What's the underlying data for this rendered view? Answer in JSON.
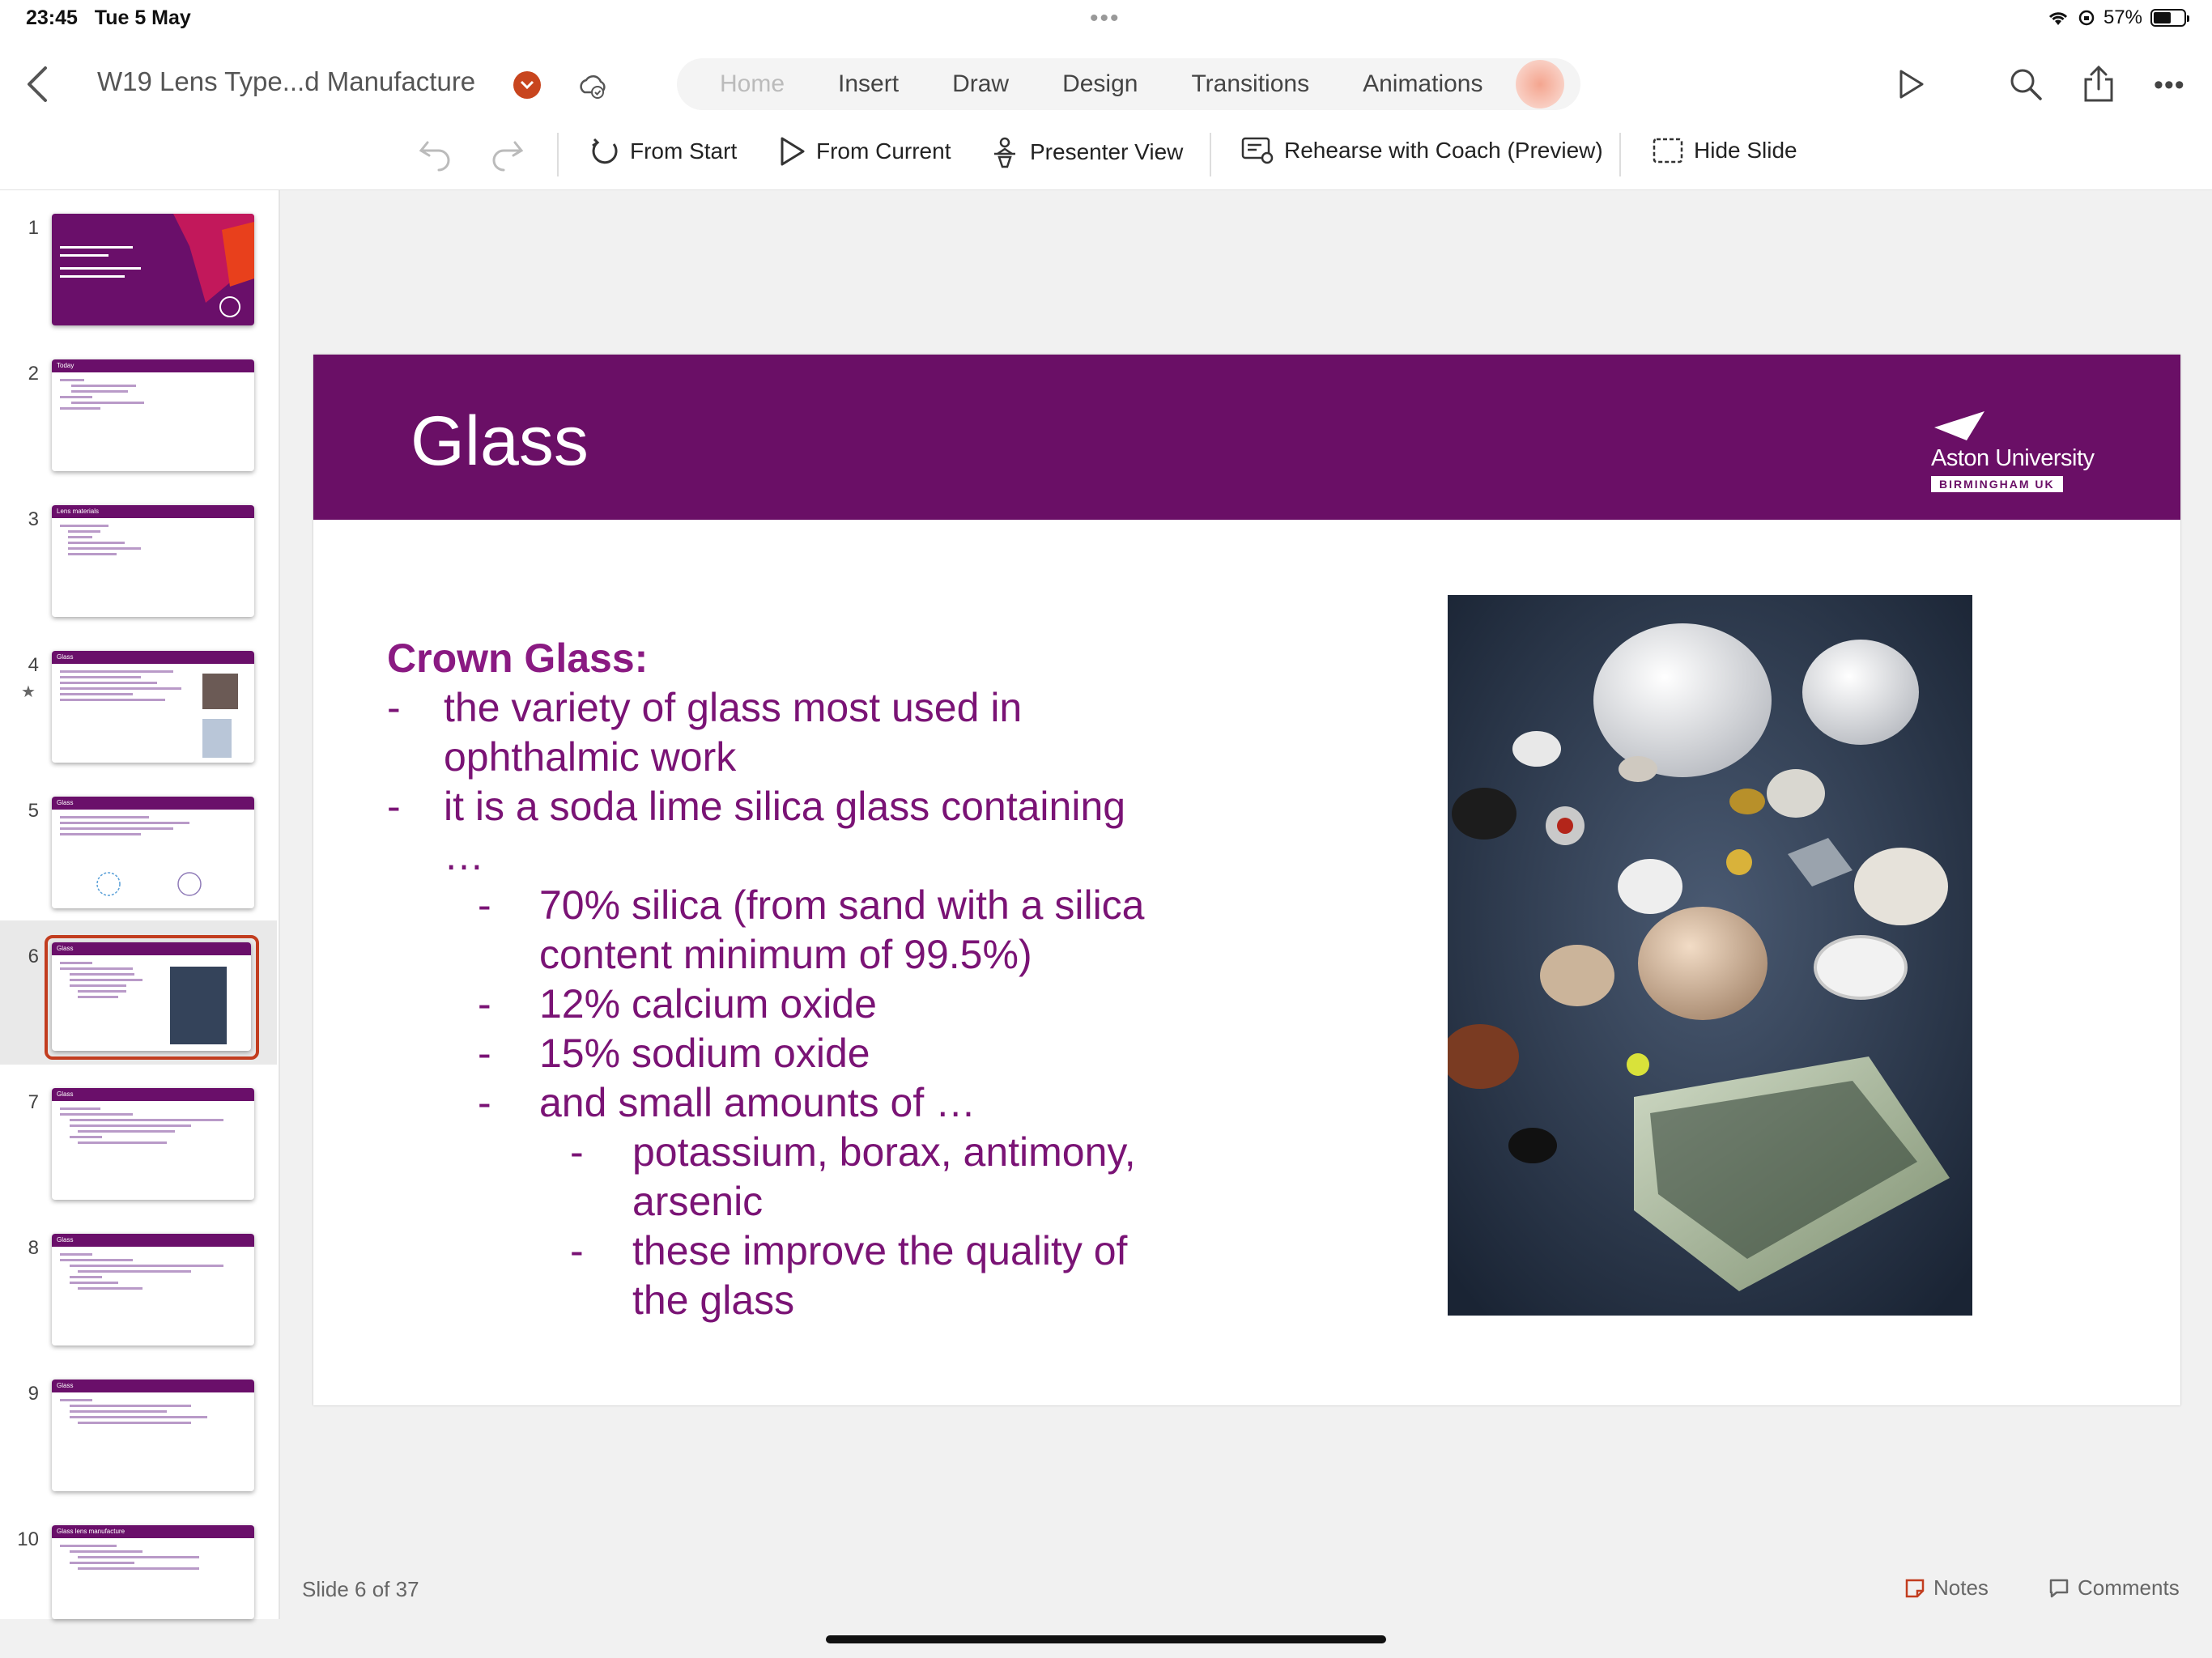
{
  "status": {
    "time": "23:45",
    "date": "Tue 5 May",
    "battery": "57%",
    "battery_level": 0.57
  },
  "header": {
    "title": "W19 Lens Type...d Manufacture",
    "tabs": [
      "Home",
      "Insert",
      "Draw",
      "Design",
      "Transitions",
      "Animations"
    ],
    "active_tab": "Home"
  },
  "ribbon": {
    "from_start": "From Start",
    "from_current": "From Current",
    "presenter_view": "Presenter View",
    "rehearse": "Rehearse with Coach (Preview)",
    "hide_slide": "Hide Slide"
  },
  "thumbnails": [
    {
      "num": "1",
      "title": ""
    },
    {
      "num": "2",
      "title": "Today"
    },
    {
      "num": "3",
      "title": "Lens materials"
    },
    {
      "num": "4",
      "title": "Glass"
    },
    {
      "num": "5",
      "title": "Glass"
    },
    {
      "num": "6",
      "title": "Glass"
    },
    {
      "num": "7",
      "title": "Glass"
    },
    {
      "num": "8",
      "title": "Glass"
    },
    {
      "num": "9",
      "title": "Glass"
    },
    {
      "num": "10",
      "title": "Glass lens manufacture"
    }
  ],
  "slide": {
    "title": "Glass",
    "logo_name": "Aston University",
    "logo_sub": "BIRMINGHAM UK",
    "heading": "Crown Glass:",
    "l1a": "the variety of glass most used in",
    "l1b": "ophthalmic work",
    "l2a": "it is a soda lime silica glass containing",
    "l2b": "…",
    "l3a": "70% silica (from sand with a silica",
    "l3b": "content minimum of 99.5%)",
    "l4": "12% calcium oxide",
    "l5": "15% sodium oxide",
    "l6": "and small amounts of …",
    "l7a": "potassium, borax, antimony,",
    "l7b": "arsenic",
    "l8a": "these improve the quality of",
    "l8b": "the glass",
    "dash": "-"
  },
  "footer": {
    "slide_count": "Slide 6 of 37",
    "notes": "Notes",
    "comments": "Comments"
  }
}
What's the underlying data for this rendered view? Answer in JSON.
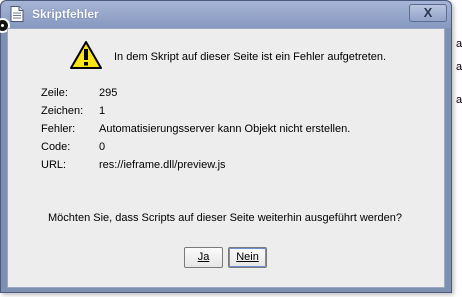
{
  "window": {
    "title": "Skriptfehler",
    "close_label": "X"
  },
  "dialog": {
    "message": "In dem Skript auf dieser Seite ist ein Fehler aufgetreten.",
    "details": [
      {
        "label": "Zeile:",
        "value": "295"
      },
      {
        "label": "Zeichen:",
        "value": "1"
      },
      {
        "label": "Fehler:",
        "value": "Automatisierungsserver kann Objekt nicht erstellen."
      },
      {
        "label": "Code:",
        "value": "0"
      },
      {
        "label": "URL:",
        "value": "res://ieframe.dll/preview.js"
      }
    ],
    "question": "Möchten Sie, dass Scripts auf dieser Seite weiterhin ausgeführt werden?",
    "yes_label": "Ja",
    "no_label": "Nein"
  },
  "background": {
    "fragments": [
      "a",
      "a",
      "a"
    ]
  },
  "icons": {
    "title_icon": "document-icon",
    "warning_icon": "warning-icon"
  },
  "colors": {
    "titlebar": "#8798c0",
    "client": "#ededed",
    "warning_yellow": "#f7e316"
  }
}
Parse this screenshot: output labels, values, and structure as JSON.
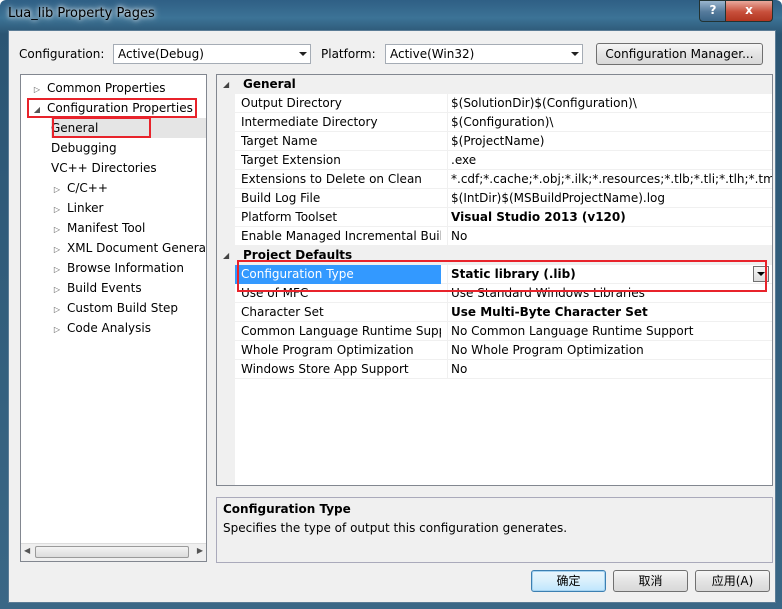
{
  "window": {
    "title": "Lua_lib Property Pages",
    "help_glyph": "?",
    "close_glyph": "x"
  },
  "toolbar": {
    "configuration_label": "Configuration:",
    "configuration_value": "Active(Debug)",
    "platform_label": "Platform:",
    "platform_value": "Active(Win32)",
    "config_manager_button": "Configuration Manager..."
  },
  "tree": {
    "items": [
      {
        "label": "Common Properties",
        "expander": "▷"
      },
      {
        "label": "Configuration Properties",
        "expander": "◢"
      },
      {
        "label": "General",
        "expander": ""
      },
      {
        "label": "Debugging",
        "expander": ""
      },
      {
        "label": "VC++ Directories",
        "expander": ""
      },
      {
        "label": "C/C++",
        "expander": "▷"
      },
      {
        "label": "Linker",
        "expander": "▷"
      },
      {
        "label": "Manifest Tool",
        "expander": "▷"
      },
      {
        "label": "XML Document Generat",
        "expander": "▷"
      },
      {
        "label": "Browse Information",
        "expander": "▷"
      },
      {
        "label": "Build Events",
        "expander": "▷"
      },
      {
        "label": "Custom Build Step",
        "expander": "▷"
      },
      {
        "label": "Code Analysis",
        "expander": "▷"
      }
    ],
    "scroll_left": "◀",
    "scroll_right": "▶"
  },
  "grid": {
    "categories": [
      {
        "name": "General",
        "expander": "◢"
      },
      {
        "name": "Project Defaults",
        "expander": "◢"
      }
    ],
    "general_rows": [
      {
        "name": "Output Directory",
        "value": "$(SolutionDir)$(Configuration)\\"
      },
      {
        "name": "Intermediate Directory",
        "value": "$(Configuration)\\"
      },
      {
        "name": "Target Name",
        "value": "$(ProjectName)"
      },
      {
        "name": "Target Extension",
        "value": ".exe"
      },
      {
        "name": "Extensions to Delete on Clean",
        "value": "*.cdf;*.cache;*.obj;*.ilk;*.resources;*.tlb;*.tli;*.tlh;*.tmp;*.r"
      },
      {
        "name": "Build Log File",
        "value": "$(IntDir)$(MSBuildProjectName).log"
      },
      {
        "name": "Platform Toolset",
        "value": "Visual Studio 2013 (v120)"
      },
      {
        "name": "Enable Managed Incremental Build",
        "value": "No"
      }
    ],
    "default_rows": [
      {
        "name": "Configuration Type",
        "value": "Static library (.lib)"
      },
      {
        "name": "Use of MFC",
        "value": "Use Standard Windows Libraries"
      },
      {
        "name": "Character Set",
        "value": "Use Multi-Byte Character Set"
      },
      {
        "name": "Common Language Runtime Support",
        "value": "No Common Language Runtime Support"
      },
      {
        "name": "Whole Program Optimization",
        "value": "No Whole Program Optimization"
      },
      {
        "name": "Windows Store App Support",
        "value": "No"
      }
    ]
  },
  "description": {
    "title": "Configuration Type",
    "text": "Specifies the type of output this configuration generates."
  },
  "buttons": {
    "ok": "确定",
    "cancel": "取消",
    "apply": "应用(A)"
  },
  "colors": {
    "highlight": "#e8232b",
    "selection": "#3399ff"
  }
}
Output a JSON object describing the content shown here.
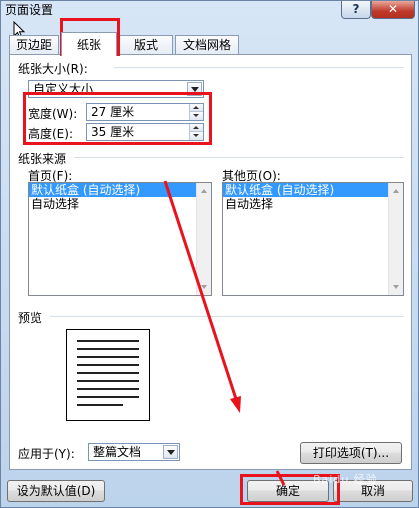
{
  "window": {
    "title": "页面设置",
    "help_label": "?",
    "close_label": "✕"
  },
  "tabs": [
    {
      "label": "页边距"
    },
    {
      "label": "纸张",
      "active": true
    },
    {
      "label": "版式"
    },
    {
      "label": "文档网格"
    }
  ],
  "paper_size": {
    "group_label": "纸张大小(R):",
    "selected": "自定义大小",
    "width_label": "宽度(W):",
    "width_value": "27 厘米",
    "height_label": "高度(E):",
    "height_value": "35 厘米"
  },
  "paper_source": {
    "group_label": "纸张来源",
    "first_page_label": "首页(F):",
    "other_pages_label": "其他页(O):",
    "first_page_items": [
      "默认纸盒 (自动选择)",
      "自动选择"
    ],
    "other_pages_items": [
      "默认纸盒 (自动选择)",
      "自动选择"
    ]
  },
  "preview": {
    "group_label": "预览"
  },
  "apply_to": {
    "label": "应用于(Y):",
    "selected": "整篇文档"
  },
  "buttons": {
    "print_options": "打印选项(T)...",
    "set_default": "设为默认值(D)",
    "ok": "确定",
    "cancel": "取消"
  },
  "watermark": "Baidu 经验",
  "colors": {
    "annotation_red": "#e8131c",
    "selection_blue": "#3399ff",
    "window_frame": "#bcd3ec"
  }
}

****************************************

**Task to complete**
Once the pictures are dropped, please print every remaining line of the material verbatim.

**Exercise answer**
What's the underlying data for this rendered view? Answer in JSON.
{
  "status": {
    "time": "23:45",
    "date": "Tue 5 May",
    "battery": "57%",
    "battery_level": 0.57
  },
  "header": {
    "title": "W19 Lens Type...d Manufacture",
    "tabs": [
      "Home",
      "Insert",
      "Draw",
      "Design",
      "Transitions",
      "Animations"
    ],
    "active_tab": "Home"
  },
  "ribbon": {
    "from_start": "From Start",
    "from_current": "From Current",
    "presenter_view": "Presenter View",
    "rehearse": "Rehearse with Coach (Preview)",
    "hide_slide": "Hide Slide"
  },
  "thumbnails": [
    {
      "num": "1",
      "title": ""
    },
    {
      "num": "2",
      "title": "Today"
    },
    {
      "num": "3",
      "title": "Lens materials"
    },
    {
      "num": "4",
      "title": "Glass"
    },
    {
      "num": "5",
      "title": "Glass"
    },
    {
      "num": "6",
      "title": "Glass"
    },
    {
      "num": "7",
      "title": "Glass"
    },
    {
      "num": "8",
      "title": "Glass"
    },
    {
      "num": "9",
      "title": "Glass"
    },
    {
      "num": "10",
      "title": "Glass lens manufacture"
    }
  ],
  "slide": {
    "title": "Glass",
    "logo_name": "Aston University",
    "logo_sub": "BIRMINGHAM UK",
    "heading": "Crown Glass:",
    "l1a": "the variety of glass most used in",
    "l1b": "ophthalmic work",
    "l2a": "it is a soda lime silica glass containing",
    "l2b": "…",
    "l3a": "70% silica (from sand with a silica",
    "l3b": "content minimum of 99.5%)",
    "l4": "12% calcium oxide",
    "l5": "15% sodium oxide",
    "l6": "and small amounts of …",
    "l7a": "potassium, borax, antimony,",
    "l7b": "arsenic",
    "l8a": "these improve the quality of",
    "l8b": "the glass",
    "dash": "-"
  },
  "footer": {
    "slide_count": "Slide 6 of 37",
    "notes": "Notes",
    "comments": "Comments"
  }
}
What's the underlying data for this rendered view? Answer in JSON.
{
  "window": {
    "title": "Skriptfehler",
    "close_label": "X"
  },
  "dialog": {
    "message": "In dem Skript auf dieser Seite ist ein Fehler aufgetreten.",
    "details": [
      {
        "label": "Zeile:",
        "value": "295"
      },
      {
        "label": "Zeichen:",
        "value": "1"
      },
      {
        "label": "Fehler:",
        "value": "Automatisierungsserver kann Objekt nicht erstellen."
      },
      {
        "label": "Code:",
        "value": "0"
      },
      {
        "label": "URL:",
        "value": "res://ieframe.dll/preview.js"
      }
    ],
    "question": "Möchten Sie, dass Scripts auf dieser Seite weiterhin ausgeführt werden?",
    "yes_label": "Ja",
    "no_label": "Nein"
  },
  "background": {
    "fragments": [
      "a",
      "a",
      "a"
    ]
  },
  "icons": {
    "title_icon": "document-icon",
    "warning_icon": "warning-icon"
  },
  "colors": {
    "titlebar": "#8798c0",
    "client": "#ededed",
    "warning_yellow": "#f7e316"
  }
}
Parse this screenshot: output labels, values, and structure as JSON.
{
  "window": {
    "title": "Lua_lib Property Pages",
    "help_glyph": "?",
    "close_glyph": "x"
  },
  "toolbar": {
    "configuration_label": "Configuration:",
    "configuration_value": "Active(Debug)",
    "platform_label": "Platform:",
    "platform_value": "Active(Win32)",
    "config_manager_button": "Configuration Manager..."
  },
  "tree": {
    "items": [
      {
        "label": "Common Properties",
        "expander": "▷"
      },
      {
        "label": "Configuration Properties",
        "expander": "◢"
      },
      {
        "label": "General",
        "expander": ""
      },
      {
        "label": "Debugging",
        "expander": ""
      },
      {
        "label": "VC++ Directories",
        "expander": ""
      },
      {
        "label": "C/C++",
        "expander": "▷"
      },
      {
        "label": "Linker",
        "expander": "▷"
      },
      {
        "label": "Manifest Tool",
        "expander": "▷"
      },
      {
        "label": "XML Document Generat",
        "expander": "▷"
      },
      {
        "label": "Browse Information",
        "expander": "▷"
      },
      {
        "label": "Build Events",
        "expander": "▷"
      },
      {
        "label": "Custom Build Step",
        "expander": "▷"
      },
      {
        "label": "Code Analysis",
        "expander": "▷"
      }
    ],
    "scroll_left": "◀",
    "scroll_right": "▶"
  },
  "grid": {
    "categories": [
      {
        "name": "General",
        "expander": "◢"
      },
      {
        "name": "Project Defaults",
        "expander": "◢"
      }
    ],
    "general_rows": [
      {
        "name": "Output Directory",
        "value": "$(SolutionDir)$(Configuration)\\"
      },
      {
        "name": "Intermediate Directory",
        "value": "$(Configuration)\\"
      },
      {
        "name": "Target Name",
        "value": "$(ProjectName)"
      },
      {
        "name": "Target Extension",
        "value": ".exe"
      },
      {
        "name": "Extensions to Delete on Clean",
        "value": "*.cdf;*.cache;*.obj;*.ilk;*.resources;*.tlb;*.tli;*.tlh;*.tmp;*.r"
      },
      {
        "name": "Build Log File",
        "value": "$(IntDir)$(MSBuildProjectName).log"
      },
      {
        "name": "Platform Toolset",
        "value": "Visual Studio 2013 (v120)"
      },
      {
        "name": "Enable Managed Incremental Build",
        "value": "No"
      }
    ],
    "default_rows": [
      {
        "name": "Configuration Type",
        "value": "Static library (.lib)"
      },
      {
        "name": "Use of MFC",
        "value": "Use Standard Windows Libraries"
      },
      {
        "name": "Character Set",
        "value": "Use Multi-Byte Character Set"
      },
      {
        "name": "Common Language Runtime Support",
        "value": "No Common Language Runtime Support"
      },
      {
        "name": "Whole Program Optimization",
        "value": "No Whole Program Optimization"
      },
      {
        "name": "Windows Store App Support",
        "value": "No"
      }
    ]
  },
  "description": {
    "title": "Configuration Type",
    "text": "Specifies the type of output this configuration generates."
  },
  "buttons": {
    "ok": "确定",
    "cancel": "取消",
    "apply": "应用(A)"
  },
  "colors": {
    "highlight": "#e8232b",
    "selection": "#3399ff"
  }
}
Output a JSON object describing the content shown here.
{
  "window": {
    "title": "页面设置",
    "help_label": "?",
    "close_label": "✕"
  },
  "tabs": [
    {
      "label": "页边距"
    },
    {
      "label": "纸张",
      "active": true
    },
    {
      "label": "版式"
    },
    {
      "label": "文档网格"
    }
  ],
  "paper_size": {
    "group_label": "纸张大小(R):",
    "selected": "自定义大小",
    "width_label": "宽度(W):",
    "width_value": "27 厘米",
    "height_label": "高度(E):",
    "height_value": "35 厘米"
  },
  "paper_source": {
    "group_label": "纸张来源",
    "first_page_label": "首页(F):",
    "other_pages_label": "其他页(O):",
    "first_page_items": [
      "默认纸盒 (自动选择)",
      "自动选择"
    ],
    "other_pages_items": [
      "默认纸盒 (自动选择)",
      "自动选择"
    ]
  },
  "preview": {
    "group_label": "预览"
  },
  "apply_to": {
    "label": "应用于(Y):",
    "selected": "整篇文档"
  },
  "buttons": {
    "print_options": "打印选项(T)...",
    "set_default": "设为默认值(D)",
    "ok": "确定",
    "cancel": "取消"
  },
  "watermark": "Baidu 经验",
  "colors": {
    "annotation_red": "#e8131c",
    "selection_blue": "#3399ff",
    "window_frame": "#bcd3ec"
  }
}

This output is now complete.